**Exercise aim:** Each line of the data has to be written out again exactly as shown.

(Website and app data records)
════

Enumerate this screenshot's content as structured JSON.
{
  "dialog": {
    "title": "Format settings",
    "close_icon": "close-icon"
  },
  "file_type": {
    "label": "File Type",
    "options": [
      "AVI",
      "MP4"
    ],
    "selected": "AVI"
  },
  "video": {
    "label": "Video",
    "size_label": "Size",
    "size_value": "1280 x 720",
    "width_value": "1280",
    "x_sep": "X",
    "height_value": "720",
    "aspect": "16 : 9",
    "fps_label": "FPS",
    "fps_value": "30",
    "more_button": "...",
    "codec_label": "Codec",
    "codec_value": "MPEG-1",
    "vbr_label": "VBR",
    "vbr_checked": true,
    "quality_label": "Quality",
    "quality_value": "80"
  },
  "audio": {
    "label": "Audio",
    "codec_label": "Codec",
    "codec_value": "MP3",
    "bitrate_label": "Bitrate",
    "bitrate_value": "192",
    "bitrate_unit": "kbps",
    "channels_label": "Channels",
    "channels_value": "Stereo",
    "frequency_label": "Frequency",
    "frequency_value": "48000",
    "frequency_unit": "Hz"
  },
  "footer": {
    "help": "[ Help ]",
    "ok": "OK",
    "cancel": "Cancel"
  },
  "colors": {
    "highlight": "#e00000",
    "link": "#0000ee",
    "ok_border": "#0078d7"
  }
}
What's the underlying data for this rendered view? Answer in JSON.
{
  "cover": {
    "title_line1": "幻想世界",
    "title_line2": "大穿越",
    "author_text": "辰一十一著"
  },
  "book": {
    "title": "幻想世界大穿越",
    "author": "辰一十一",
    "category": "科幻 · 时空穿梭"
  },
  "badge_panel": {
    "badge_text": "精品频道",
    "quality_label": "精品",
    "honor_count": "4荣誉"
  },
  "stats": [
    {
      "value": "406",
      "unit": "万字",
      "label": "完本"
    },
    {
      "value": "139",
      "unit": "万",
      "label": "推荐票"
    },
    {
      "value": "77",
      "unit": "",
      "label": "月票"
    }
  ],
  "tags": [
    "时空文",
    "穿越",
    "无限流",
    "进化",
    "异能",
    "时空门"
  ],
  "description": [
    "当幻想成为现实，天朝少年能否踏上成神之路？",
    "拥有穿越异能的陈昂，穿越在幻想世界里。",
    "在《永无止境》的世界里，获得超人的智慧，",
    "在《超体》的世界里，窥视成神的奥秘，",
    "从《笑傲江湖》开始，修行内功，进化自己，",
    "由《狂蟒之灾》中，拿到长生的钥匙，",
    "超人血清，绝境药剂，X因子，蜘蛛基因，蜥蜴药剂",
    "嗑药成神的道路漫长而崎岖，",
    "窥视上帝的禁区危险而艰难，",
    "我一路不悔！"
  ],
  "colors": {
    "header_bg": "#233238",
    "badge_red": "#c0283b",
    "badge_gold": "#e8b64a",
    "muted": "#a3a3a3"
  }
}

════

**Task solution:**
Enumerate this screenshot's content as structured JSON.
{
  "dialog": {
    "title": "Format settings",
    "close_icon": "close-icon"
  },
  "file_type": {
    "label": "File Type",
    "options": [
      "AVI",
      "MP4"
    ],
    "selected": "AVI"
  },
  "video": {
    "label": "Video",
    "size_label": "Size",
    "size_value": "1280 x 720",
    "width_value": "1280",
    "x_sep": "X",
    "height_value": "720",
    "aspect": "16 : 9",
    "fps_label": "FPS",
    "fps_value": "30",
    "more_button": "...",
    "codec_label": "Codec",
    "codec_value": "MPEG-1",
    "vbr_label": "VBR",
    "vbr_checked": true,
    "quality_label": "Quality",
    "quality_value": "80"
  },
  "audio": {
    "label": "Audio",
    "codec_label": "Codec",
    "codec_value": "MP3",
    "bitrate_label": "Bitrate",
    "bitrate_value": "192",
    "bitrate_unit": "kbps",
    "channels_label": "Channels",
    "channels_value": "Stereo",
    "frequency_label": "Frequency",
    "frequency_value": "48000",
    "frequency_unit": "Hz"
  },
  "footer": {
    "help": "[ Help ]",
    "ok": "OK",
    "cancel": "Cancel"
  },
  "colors": {
    "highlight": "#e00000",
    "link": "#0000ee",
    "ok_border": "#0078d7"
  }
}
What's the underlying data for this rendered view? Answer in JSON.
{
  "cover": {
    "title_line1": "幻想世界",
    "title_line2": "大穿越",
    "author_text": "辰一十一著"
  },
  "book": {
    "title": "幻想世界大穿越",
    "author": "辰一十一",
    "category": "科幻 · 时空穿梭"
  },
  "badge_panel": {
    "badge_text": "精品频道",
    "quality_label": "精品",
    "honor_count": "4荣誉"
  },
  "stats": [
    {
      "value": "406",
      "unit": "万字",
      "label": "完本"
    },
    {
      "value": "139",
      "unit": "万",
      "label": "推荐票"
    },
    {
      "value": "77",
      "unit": "",
      "label": "月票"
    }
  ],
  "tags": [
    "时空文",
    "穿越",
    "无限流",
    "进化",
    "异能",
    "时空门"
  ],
  "description": [
    "当幻想成为现实，天朝少年能否踏上成神之路？",
    "拥有穿越异能的陈昂，穿越在幻想世界里。",
    "在《永无止境》的世界里，获得超人的智慧，",
    "在《超体》的世界里，窥视成神的奥秘，",
    "从《笑傲江湖》开始，修行内功，进化自己，",
    "由《狂蟒之灾》中，拿到长生的钥匙，",
    "超人血清，绝境药剂，X因子，蜘蛛基因，蜥蜴药剂",
    "嗑药成神的道路漫长而崎岖，",
    "窥视上帝的禁区危险而艰难，",
    "我一路不悔！"
  ],
  "colors": {
    "header_bg": "#233238",
    "badge_red": "#c0283b",
    "badge_gold": "#e8b64a",
    "muted": "#a3a3a3"
  }
}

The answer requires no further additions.